Plus: gorgeous. These are the real standouts for me:
Fuse by Veronik Avery
I'm not entirely sure how the construction works from these photos, but I'm intrigued. I like the drape of the fabric and the almost cowl-like neckline combined with the asymmetrical fronts; it creates a relaxed silhouette that still feels just a little bit refined. Classic Veronik Avery.
Kendrick by Ann McCauley
This stitch pattern really sings in Shelter. I like how the row of circles at the waist suggests a peplum, and if I were to make this sweater I would have that motif hit a little higher to really highlight that hourglass shape. It has a romantic feel to it that I love.
Lawrence by Melissa LaBarre
I didn't really notice this sweater at first glance, but it captured my eye when I was paging through the collection a second time. This looks like a fantastic layering piece, the perfect slouchy sweater to wear over a t-shirt and jeans or a long-sleeved dress. The front motif adds interest to the garter stitch, and the cowl neck keeps it warm and comfortable.
Spruce Forest by Nancy Bush
This shawl has three key attributes that automatically make it one of my favorites:
1. It's by Nancy Bush.
2. It's a triangular shawl that takes right around 800 yards.
3. It has nupps.

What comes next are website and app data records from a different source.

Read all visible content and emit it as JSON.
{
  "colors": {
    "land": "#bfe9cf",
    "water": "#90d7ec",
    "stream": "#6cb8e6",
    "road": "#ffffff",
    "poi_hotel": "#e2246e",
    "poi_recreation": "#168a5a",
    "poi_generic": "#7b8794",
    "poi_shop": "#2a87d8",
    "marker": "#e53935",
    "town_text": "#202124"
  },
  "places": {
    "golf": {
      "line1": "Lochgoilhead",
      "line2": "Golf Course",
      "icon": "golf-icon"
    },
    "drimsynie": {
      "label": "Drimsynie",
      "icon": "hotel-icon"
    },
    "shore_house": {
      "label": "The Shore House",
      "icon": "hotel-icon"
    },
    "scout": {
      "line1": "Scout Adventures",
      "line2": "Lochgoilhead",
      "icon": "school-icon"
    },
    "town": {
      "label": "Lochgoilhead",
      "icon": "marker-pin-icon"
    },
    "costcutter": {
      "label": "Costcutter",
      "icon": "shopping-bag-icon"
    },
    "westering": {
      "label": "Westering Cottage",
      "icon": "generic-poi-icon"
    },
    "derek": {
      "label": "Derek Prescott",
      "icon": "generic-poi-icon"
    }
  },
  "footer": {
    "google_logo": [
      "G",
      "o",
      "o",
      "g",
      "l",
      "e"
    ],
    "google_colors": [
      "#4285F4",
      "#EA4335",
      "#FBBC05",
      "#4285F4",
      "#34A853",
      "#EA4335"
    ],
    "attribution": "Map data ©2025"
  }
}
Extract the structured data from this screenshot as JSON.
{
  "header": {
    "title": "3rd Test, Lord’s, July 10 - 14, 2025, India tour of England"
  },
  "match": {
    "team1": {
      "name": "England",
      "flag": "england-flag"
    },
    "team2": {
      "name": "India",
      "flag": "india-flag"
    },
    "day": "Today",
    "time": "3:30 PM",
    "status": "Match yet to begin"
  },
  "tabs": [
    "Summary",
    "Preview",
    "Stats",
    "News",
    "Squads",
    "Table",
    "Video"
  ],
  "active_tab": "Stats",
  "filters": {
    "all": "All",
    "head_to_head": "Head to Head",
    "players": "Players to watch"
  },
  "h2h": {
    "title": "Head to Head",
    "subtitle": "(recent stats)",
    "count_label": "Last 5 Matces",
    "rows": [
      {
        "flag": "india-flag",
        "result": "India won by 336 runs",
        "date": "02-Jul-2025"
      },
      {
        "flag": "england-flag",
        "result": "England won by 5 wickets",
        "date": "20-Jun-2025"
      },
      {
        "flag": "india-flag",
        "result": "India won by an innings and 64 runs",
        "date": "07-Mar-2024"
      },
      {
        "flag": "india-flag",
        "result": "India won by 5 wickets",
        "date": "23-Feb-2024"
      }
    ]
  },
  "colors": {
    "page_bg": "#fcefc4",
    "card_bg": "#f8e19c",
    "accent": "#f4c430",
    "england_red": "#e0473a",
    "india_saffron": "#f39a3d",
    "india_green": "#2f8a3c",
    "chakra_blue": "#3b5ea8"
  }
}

Overall, I love this collection. Shelter and Loft are already beautiful, versatile yarns, and the pattern support offered through the Loft and Fall collections and the two volumes of Wool People shows great creative energy and momentum. The only thing I'd really like to see in future volumes is Loft used single-weight in a sweater design - there was one sweater design (Ash by Amy Christoffers) that used Loft held doubled, but I'd love to see how it works up as a larger-gauge sweater fabric. Although with the rate that these collections have been coming out, I'm sure it won't be long before my wish comes true.
All images copyright Brooklyn Tweed.